Show each line of the records in which the word "true" occurs.

EXERCISE DATA ::

_ _ _ _ _ _ _

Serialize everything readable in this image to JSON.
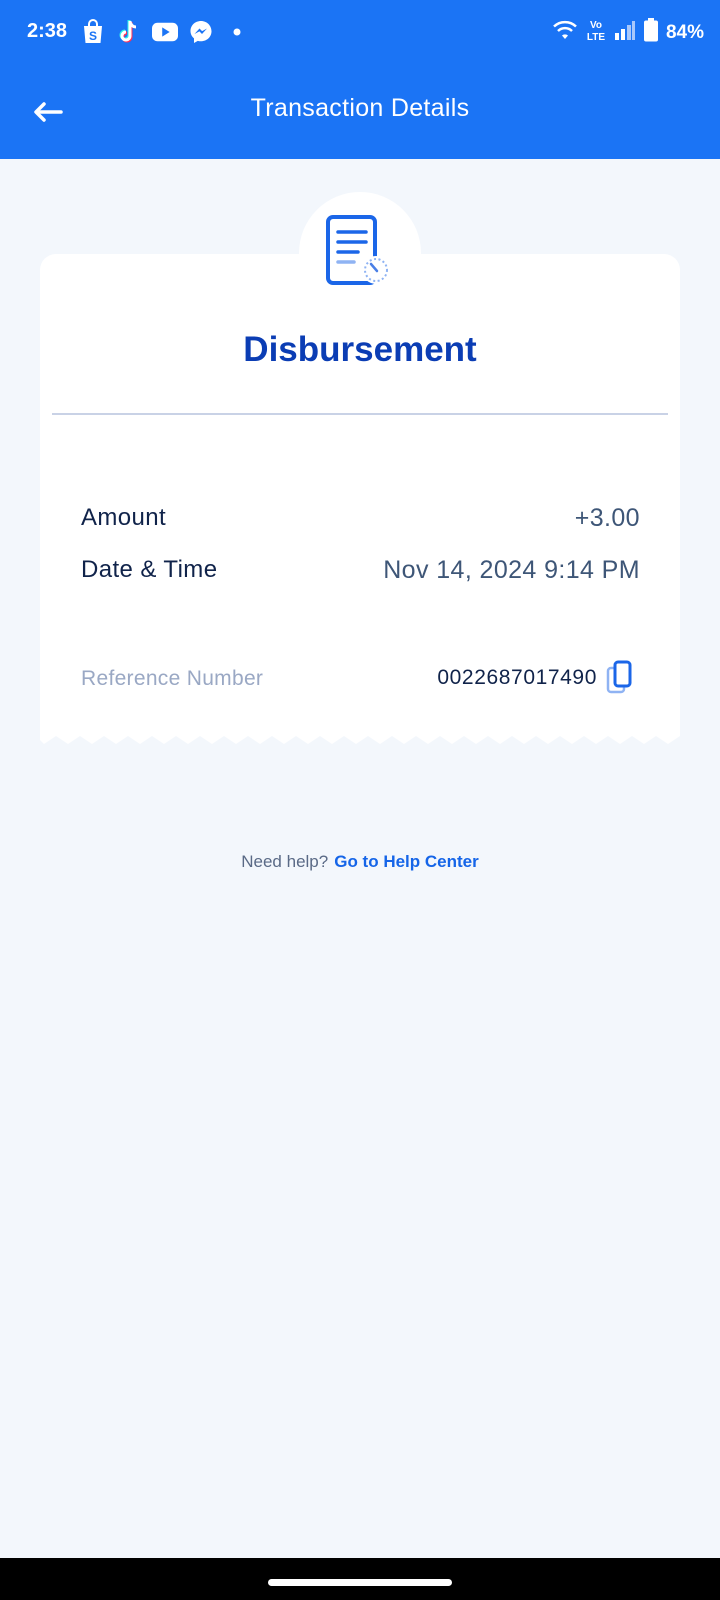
{
  "status_bar": {
    "time": "2:38",
    "battery": "84%",
    "app_icons": [
      "shopee-icon",
      "tiktok-icon",
      "youtube-icon",
      "messenger-icon",
      "dot-icon"
    ],
    "system_icons": [
      "wifi-icon",
      "volte-icon",
      "signal-icon",
      "battery-icon"
    ]
  },
  "header": {
    "title": "Transaction Details",
    "back_icon": "arrow-left-icon"
  },
  "receipt": {
    "icon": "receipt-clock-icon",
    "title": "Disbursement",
    "rows": [
      {
        "label": "Amount",
        "value": "+3.00"
      },
      {
        "label": "Date & Time",
        "value": "Nov 14, 2024 9:14 PM"
      }
    ],
    "reference": {
      "label": "Reference Number",
      "value": "0022687017490",
      "copy_icon": "copy-icon"
    }
  },
  "help": {
    "text": "Need help?",
    "link": "Go to Help Center"
  },
  "colors": {
    "header_bg": "#1b74f5",
    "title": "#0b3db4",
    "page_bg": "#f3f7fc",
    "link": "#1565e8"
  }
}
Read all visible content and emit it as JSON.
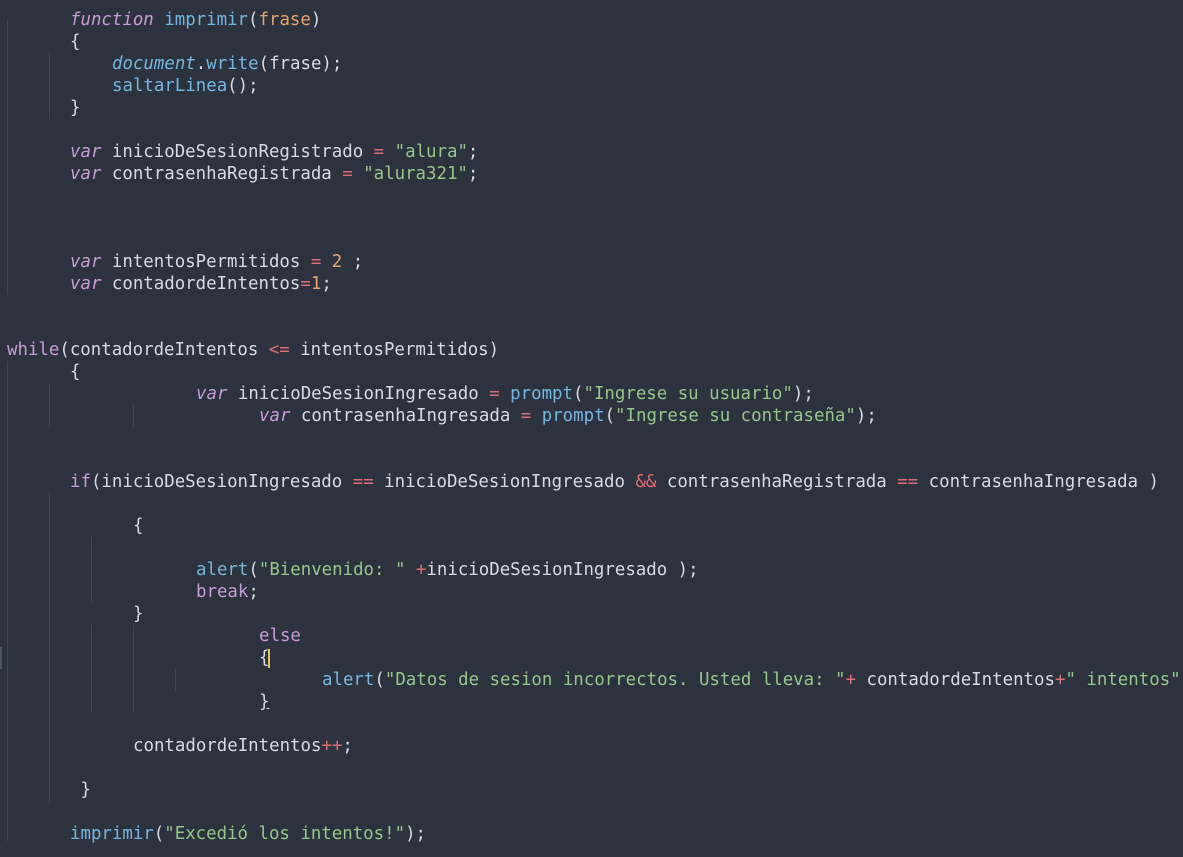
{
  "editor": {
    "lines": [
      {
        "indent": 6,
        "tokens": [
          {
            "t": "function",
            "c": "kwi"
          },
          {
            "t": " ",
            "c": "plain"
          },
          {
            "t": "imprimir",
            "c": "fn"
          },
          {
            "t": "(",
            "c": "plain"
          },
          {
            "t": "frase",
            "c": "param"
          },
          {
            "t": ")",
            "c": "plain"
          }
        ]
      },
      {
        "indent": 6,
        "tokens": [
          {
            "t": "{",
            "c": "plain"
          }
        ]
      },
      {
        "indent": 10,
        "tokens": [
          {
            "t": "document",
            "c": "obj"
          },
          {
            "t": ".",
            "c": "plain"
          },
          {
            "t": "write",
            "c": "fn"
          },
          {
            "t": "(frase);",
            "c": "plain"
          }
        ]
      },
      {
        "indent": 10,
        "tokens": [
          {
            "t": "saltarLinea",
            "c": "fn"
          },
          {
            "t": "();",
            "c": "plain"
          }
        ]
      },
      {
        "indent": 6,
        "tokens": [
          {
            "t": "}",
            "c": "plain"
          }
        ]
      },
      {
        "indent": 0,
        "tokens": []
      },
      {
        "indent": 6,
        "tokens": [
          {
            "t": "var",
            "c": "kwi"
          },
          {
            "t": " inicioDeSesionRegistrado ",
            "c": "plain"
          },
          {
            "t": "=",
            "c": "op"
          },
          {
            "t": " ",
            "c": "plain"
          },
          {
            "t": "\"alura\"",
            "c": "str"
          },
          {
            "t": ";",
            "c": "plain"
          }
        ]
      },
      {
        "indent": 6,
        "tokens": [
          {
            "t": "var",
            "c": "kwi"
          },
          {
            "t": " contrasenhaRegistrada ",
            "c": "plain"
          },
          {
            "t": "=",
            "c": "op"
          },
          {
            "t": " ",
            "c": "plain"
          },
          {
            "t": "\"alura321\"",
            "c": "str"
          },
          {
            "t": ";",
            "c": "plain"
          }
        ]
      },
      {
        "indent": 0,
        "tokens": []
      },
      {
        "indent": 0,
        "tokens": []
      },
      {
        "indent": 0,
        "tokens": []
      },
      {
        "indent": 6,
        "tokens": [
          {
            "t": "var",
            "c": "kwi"
          },
          {
            "t": " intentosPermitidos ",
            "c": "plain"
          },
          {
            "t": "=",
            "c": "op"
          },
          {
            "t": " ",
            "c": "plain"
          },
          {
            "t": "2",
            "c": "num"
          },
          {
            "t": " ;",
            "c": "plain"
          }
        ]
      },
      {
        "indent": 6,
        "tokens": [
          {
            "t": "var",
            "c": "kwi"
          },
          {
            "t": " contadordeIntentos",
            "c": "plain"
          },
          {
            "t": "=",
            "c": "op"
          },
          {
            "t": "1",
            "c": "num"
          },
          {
            "t": ";",
            "c": "plain"
          }
        ]
      },
      {
        "indent": 0,
        "tokens": []
      },
      {
        "indent": 0,
        "tokens": []
      },
      {
        "indent": 0,
        "tokens": [
          {
            "t": "while",
            "c": "kw"
          },
          {
            "t": "(contadordeIntentos ",
            "c": "plain"
          },
          {
            "t": "<=",
            "c": "op"
          },
          {
            "t": " intentosPermitidos)",
            "c": "plain"
          }
        ]
      },
      {
        "indent": 6,
        "tokens": [
          {
            "t": "{",
            "c": "plain"
          }
        ]
      },
      {
        "indent": 18,
        "tokens": [
          {
            "t": "var",
            "c": "kwi"
          },
          {
            "t": " inicioDeSesionIngresado ",
            "c": "plain"
          },
          {
            "t": "=",
            "c": "op"
          },
          {
            "t": " ",
            "c": "plain"
          },
          {
            "t": "prompt",
            "c": "fn"
          },
          {
            "t": "(",
            "c": "plain"
          },
          {
            "t": "\"Ingrese su usuario\"",
            "c": "str"
          },
          {
            "t": ");",
            "c": "plain"
          }
        ]
      },
      {
        "indent": 24,
        "tokens": [
          {
            "t": "var",
            "c": "kwi"
          },
          {
            "t": " contrasenhaIngresada ",
            "c": "plain"
          },
          {
            "t": "=",
            "c": "op"
          },
          {
            "t": " ",
            "c": "plain"
          },
          {
            "t": "prompt",
            "c": "fn"
          },
          {
            "t": "(",
            "c": "plain"
          },
          {
            "t": "\"Ingrese su contraseña\"",
            "c": "str"
          },
          {
            "t": ");",
            "c": "plain"
          }
        ]
      },
      {
        "indent": 0,
        "tokens": []
      },
      {
        "indent": 0,
        "tokens": []
      },
      {
        "indent": 6,
        "tokens": [
          {
            "t": "if",
            "c": "kw"
          },
          {
            "t": "(inicioDeSesionIngresado ",
            "c": "plain"
          },
          {
            "t": "==",
            "c": "op"
          },
          {
            "t": " inicioDeSesionIngresado ",
            "c": "plain"
          },
          {
            "t": "&&",
            "c": "op"
          },
          {
            "t": " contrasenhaRegistrada ",
            "c": "plain"
          },
          {
            "t": "==",
            "c": "op"
          },
          {
            "t": " contrasenhaIngresada )",
            "c": "plain"
          }
        ]
      },
      {
        "indent": 0,
        "tokens": []
      },
      {
        "indent": 12,
        "tokens": [
          {
            "t": "{",
            "c": "plain"
          }
        ]
      },
      {
        "indent": 0,
        "tokens": []
      },
      {
        "indent": 18,
        "tokens": [
          {
            "t": "alert",
            "c": "fn"
          },
          {
            "t": "(",
            "c": "plain"
          },
          {
            "t": "\"Bienvenido: \"",
            "c": "str"
          },
          {
            "t": " ",
            "c": "plain"
          },
          {
            "t": "+",
            "c": "op"
          },
          {
            "t": "inicioDeSesionIngresado );",
            "c": "plain"
          }
        ]
      },
      {
        "indent": 18,
        "tokens": [
          {
            "t": "break",
            "c": "kw"
          },
          {
            "t": ";",
            "c": "plain"
          }
        ]
      },
      {
        "indent": 12,
        "tokens": [
          {
            "t": "}",
            "c": "plain"
          }
        ]
      },
      {
        "indent": 24,
        "tokens": [
          {
            "t": "else",
            "c": "kw"
          }
        ]
      },
      {
        "indent": 24,
        "tokens": [
          {
            "t": "{",
            "c": "cursor"
          }
        ]
      },
      {
        "indent": 30,
        "tokens": [
          {
            "t": "alert",
            "c": "fn"
          },
          {
            "t": "(",
            "c": "plain"
          },
          {
            "t": "\"Datos de sesion incorrectos. Usted lleva: \"",
            "c": "str"
          },
          {
            "t": "+",
            "c": "op"
          },
          {
            "t": " contadordeIntentos",
            "c": "plain"
          },
          {
            "t": "+",
            "c": "op"
          },
          {
            "t": "\" intentos\"",
            "c": "str"
          },
          {
            "t": ");",
            "c": "plain"
          }
        ]
      },
      {
        "indent": 24,
        "tokens": [
          {
            "t": "}",
            "c": "underline"
          }
        ]
      },
      {
        "indent": 0,
        "tokens": []
      },
      {
        "indent": 12,
        "tokens": [
          {
            "t": "contadordeIntentos",
            "c": "plain"
          },
          {
            "t": "++",
            "c": "op"
          },
          {
            "t": ";",
            "c": "plain"
          }
        ]
      },
      {
        "indent": 0,
        "tokens": []
      },
      {
        "indent": 7,
        "tokens": [
          {
            "t": "}",
            "c": "plain"
          }
        ]
      },
      {
        "indent": 0,
        "tokens": []
      },
      {
        "indent": 6,
        "tokens": [
          {
            "t": "imprimir",
            "c": "fn"
          },
          {
            "t": "(",
            "c": "plain"
          },
          {
            "t": "\"Excedió los intentos!\"",
            "c": "str"
          },
          {
            "t": ");",
            "c": "plain"
          }
        ]
      }
    ]
  },
  "colors": {
    "background": "#2d333e",
    "keyword": "#c89bd8",
    "function": "#75b6e0",
    "string": "#98c58a",
    "number": "#e5a46a",
    "operator": "#e06c75",
    "text": "#d7dae0",
    "cursor": "#e8c75f"
  }
}
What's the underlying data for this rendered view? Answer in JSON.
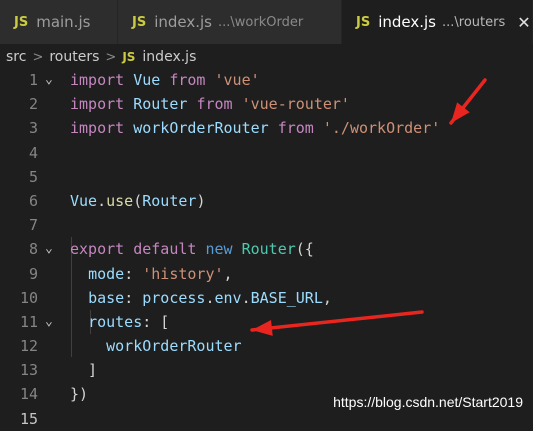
{
  "tabs": [
    {
      "icon": "JS",
      "label": "main.js",
      "desc": "",
      "active": false
    },
    {
      "icon": "JS",
      "label": "index.js",
      "desc": "...\\workOrder",
      "active": false
    },
    {
      "icon": "JS",
      "label": "index.js",
      "desc": "...\\routers",
      "active": true,
      "close": "✕"
    }
  ],
  "breadcrumb": {
    "parts": [
      "src",
      "routers"
    ],
    "separator": ">",
    "file_icon": "JS",
    "file": "index.js"
  },
  "code_lines": [
    {
      "n": "1",
      "fold": "⌄",
      "tokens": [
        [
          "kw",
          "import"
        ],
        [
          "",
          " "
        ],
        [
          "var",
          "Vue"
        ],
        [
          "",
          " "
        ],
        [
          "kw",
          "from"
        ],
        [
          "",
          " "
        ],
        [
          "str",
          "'vue'"
        ]
      ]
    },
    {
      "n": "2",
      "tokens": [
        [
          "kw",
          "import"
        ],
        [
          "",
          " "
        ],
        [
          "var",
          "Router"
        ],
        [
          "",
          " "
        ],
        [
          "kw",
          "from"
        ],
        [
          "",
          " "
        ],
        [
          "str",
          "'vue-router'"
        ]
      ]
    },
    {
      "n": "3",
      "tokens": [
        [
          "kw",
          "import"
        ],
        [
          "",
          " "
        ],
        [
          "var",
          "workOrderRouter"
        ],
        [
          "",
          " "
        ],
        [
          "kw",
          "from"
        ],
        [
          "",
          " "
        ],
        [
          "str",
          "'./workOrder'"
        ]
      ]
    },
    {
      "n": "4",
      "tokens": []
    },
    {
      "n": "5",
      "tokens": []
    },
    {
      "n": "6",
      "tokens": [
        [
          "var",
          "Vue"
        ],
        [
          "",
          "."
        ],
        [
          "fn",
          "use"
        ],
        [
          "",
          "("
        ],
        [
          "var",
          "Router"
        ],
        [
          "",
          ")"
        ]
      ]
    },
    {
      "n": "7",
      "tokens": []
    },
    {
      "n": "8",
      "fold": "⌄",
      "tokens": [
        [
          "kw",
          "export"
        ],
        [
          "",
          " "
        ],
        [
          "kw",
          "default"
        ],
        [
          "",
          " "
        ],
        [
          "kwb",
          "new"
        ],
        [
          "",
          " "
        ],
        [
          "cls",
          "Router"
        ],
        [
          "",
          "({"
        ]
      ]
    },
    {
      "n": "9",
      "tokens": [
        [
          "",
          "  "
        ],
        [
          "var",
          "mode"
        ],
        [
          "",
          ": "
        ],
        [
          "str",
          "'history'"
        ],
        [
          "",
          ","
        ]
      ]
    },
    {
      "n": "10",
      "tokens": [
        [
          "",
          "  "
        ],
        [
          "var",
          "base"
        ],
        [
          "",
          ": "
        ],
        [
          "var",
          "process"
        ],
        [
          "",
          "."
        ],
        [
          "var",
          "env"
        ],
        [
          "",
          "."
        ],
        [
          "var",
          "BASE_URL"
        ],
        [
          "",
          ","
        ]
      ]
    },
    {
      "n": "11",
      "fold": "⌄",
      "tokens": [
        [
          "",
          "  "
        ],
        [
          "var",
          "routes"
        ],
        [
          "",
          ": ["
        ]
      ]
    },
    {
      "n": "12",
      "tokens": [
        [
          "",
          "    "
        ],
        [
          "var",
          "workOrderRouter"
        ]
      ]
    },
    {
      "n": "13",
      "tokens": [
        [
          "",
          "  ]"
        ]
      ]
    },
    {
      "n": "14",
      "tokens": [
        [
          "",
          "})"
        ]
      ]
    },
    {
      "n": "15",
      "current": true,
      "tokens": []
    }
  ],
  "watermark": "https://blog.csdn.net/Start2019",
  "colors": {
    "arrow": "#e8251f",
    "keyword": "#c586c0",
    "string": "#ce9178",
    "variable": "#9cdcfe",
    "class": "#4ec9b0"
  }
}
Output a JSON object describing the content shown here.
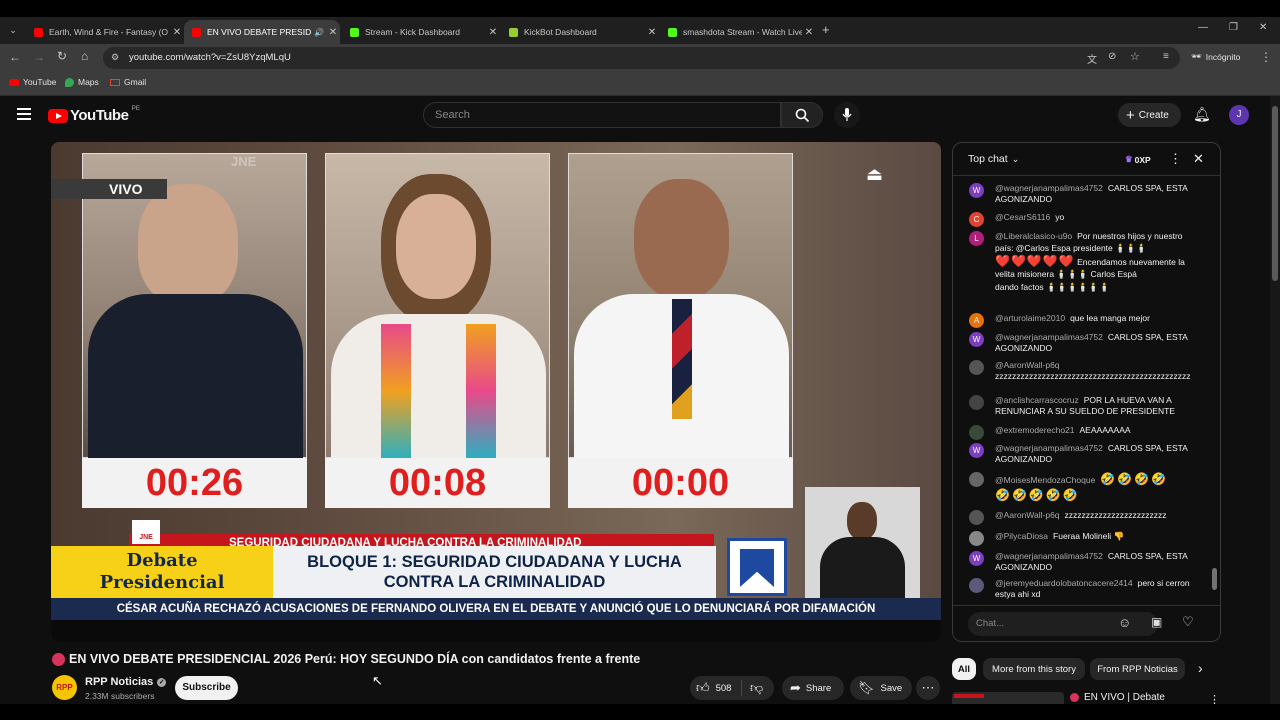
{
  "browser": {
    "tabs": [
      {
        "title": "Earth, Wind & Fire - Fantasy (O",
        "favicon_color": "#ff0000"
      },
      {
        "title": "EN VIVO DEBATE PRESID",
        "favicon_color": "#ff0000",
        "active": true
      },
      {
        "title": "Stream - Kick Dashboard",
        "favicon_color": "#53fc18"
      },
      {
        "title": "KickBot Dashboard",
        "favicon_color": "#9acd32"
      },
      {
        "title": "smashdota Stream - Watch Live",
        "favicon_color": "#53fc18"
      }
    ],
    "url": "youtube.com/watch?v=ZsU8YzqMLqU",
    "incognito_label": "Incógnito",
    "bookmarks": [
      "YouTube",
      "Maps",
      "Gmail"
    ]
  },
  "youtube": {
    "logo_text": "YouTube",
    "country_code": "PE",
    "search_placeholder": "Search",
    "create_label": "Create",
    "avatar_letter": "J"
  },
  "video": {
    "live_badge": "VIVO",
    "watermark": "JNE",
    "timers": [
      "00:26",
      "00:08",
      "00:00"
    ],
    "debate_title": "Debate Presidencial",
    "debate_line1": "Debate",
    "debate_line2": "Presidencial",
    "bloque_line1": "BLOQUE 1: SEGURIDAD CIUDADANA Y LUCHA",
    "bloque_line2": "CONTRA LA CRIMINALIDAD",
    "top_strip": "SEGURIDAD CIUDADANA Y LUCHA CONTRA LA CRIMINALIDAD",
    "ticker": "CÉSAR ACUÑA RECHAZÓ ACUSACIONES DE FERNANDO OLIVERA EN EL DEBATE Y ANUNCIÓ QUE LO DENUNCIARÁ POR DIFAMACIÓN",
    "jne_label": "JNE",
    "title": "EN VIVO DEBATE PRESIDENCIAL 2026 Perú: HOY SEGUNDO DÍA con candidatos frente a frente",
    "channel_logo": "RPP",
    "channel_name": "RPP Noticias",
    "subscribers": "2.33M subscribers",
    "subscribe_label": "Subscribe",
    "likes": "508",
    "share_label": "Share",
    "save_label": "Save"
  },
  "chat": {
    "mode_label": "Top chat",
    "xp_label": "0XP",
    "input_placeholder": "Chat...",
    "messages": [
      {
        "author": "@wagnerjanampalimas4752",
        "text": "CARLOS SPA, ESTA AGONIZANDO",
        "avatar": "W",
        "color": "#7b3fbf"
      },
      {
        "author": "@CesarS6116",
        "text": "yo",
        "avatar": "C",
        "color": "#e0432f"
      },
      {
        "author": "@Liberalclasico-u9o",
        "text": "Por nuestros hijos y nuestro país: @Carlos Espa presidente 🕯️🕯️🕯️",
        "avatar": "L",
        "color": "#b0207a",
        "hearts": "❤️❤️❤️❤️❤️",
        "tail1": "Encendamos nuevamente la velita misionera 🕯️🕯️🕯️ Carlos Espá",
        "tail2": "dando factos 🕯️🕯️🕯️🕯️🕯️🕯️"
      },
      {
        "author": "@arturolaime2010",
        "text": "que lea manga mejor",
        "avatar": "A",
        "color": "#e8710a"
      },
      {
        "author": "@wagnerjanampalimas4752",
        "text": "CARLOS SPA, ESTA AGONIZANDO",
        "avatar": "W",
        "color": "#7b3fbf"
      },
      {
        "author": "@AaronWall-p6q",
        "text": "zzzzzzzzzzzzzzzzzzzzzzzzzzzzzzzzzzzzzzzzzzzzzz",
        "avatar": "",
        "color": "#555"
      },
      {
        "author": "@anclishcarrascocruz",
        "text": "POR LA HUEVA VAN A RENUNCIAR A SU SUELDO DE PRESIDENTE",
        "avatar": "",
        "color": "#444"
      },
      {
        "author": "@extremoderecho21",
        "text": "AEAAAAAAA",
        "avatar": "",
        "color": "#3a4a3a"
      },
      {
        "author": "@wagnerjanampalimas4752",
        "text": "CARLOS SPA, ESTA AGONIZANDO",
        "avatar": "W",
        "color": "#7b3fbf"
      },
      {
        "author": "@MoisesMendozaChoque",
        "text": "🤣🤣🤣🤣",
        "avatar": "",
        "color": "#666",
        "extra": "🤣🤣🤣🤣🤣"
      },
      {
        "author": "@AaronWall-p6q",
        "text": "zzzzzzzzzzzzzzzzzzzzzzzz",
        "avatar": "",
        "color": "#555"
      },
      {
        "author": "@PilycaDiosa",
        "text": "Fueraa Molineli 👎",
        "avatar": "",
        "color": "#888"
      },
      {
        "author": "@wagnerjanampalimas4752",
        "text": "CARLOS SPA, ESTA AGONIZANDO",
        "avatar": "W",
        "color": "#7b3fbf"
      },
      {
        "author": "@jeremyeduardolobatoncacere2414",
        "text": "pero si cerron estya ahi xd",
        "avatar": "",
        "color": "#5a5a7a"
      }
    ]
  },
  "related": {
    "chips": [
      "All",
      "More from this story",
      "From RPP Noticias"
    ],
    "first_video_title": "EN VIVO | Debate"
  }
}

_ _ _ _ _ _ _

TASK OUTPUT ::
      "active": true,
      "current": true,
        "active": true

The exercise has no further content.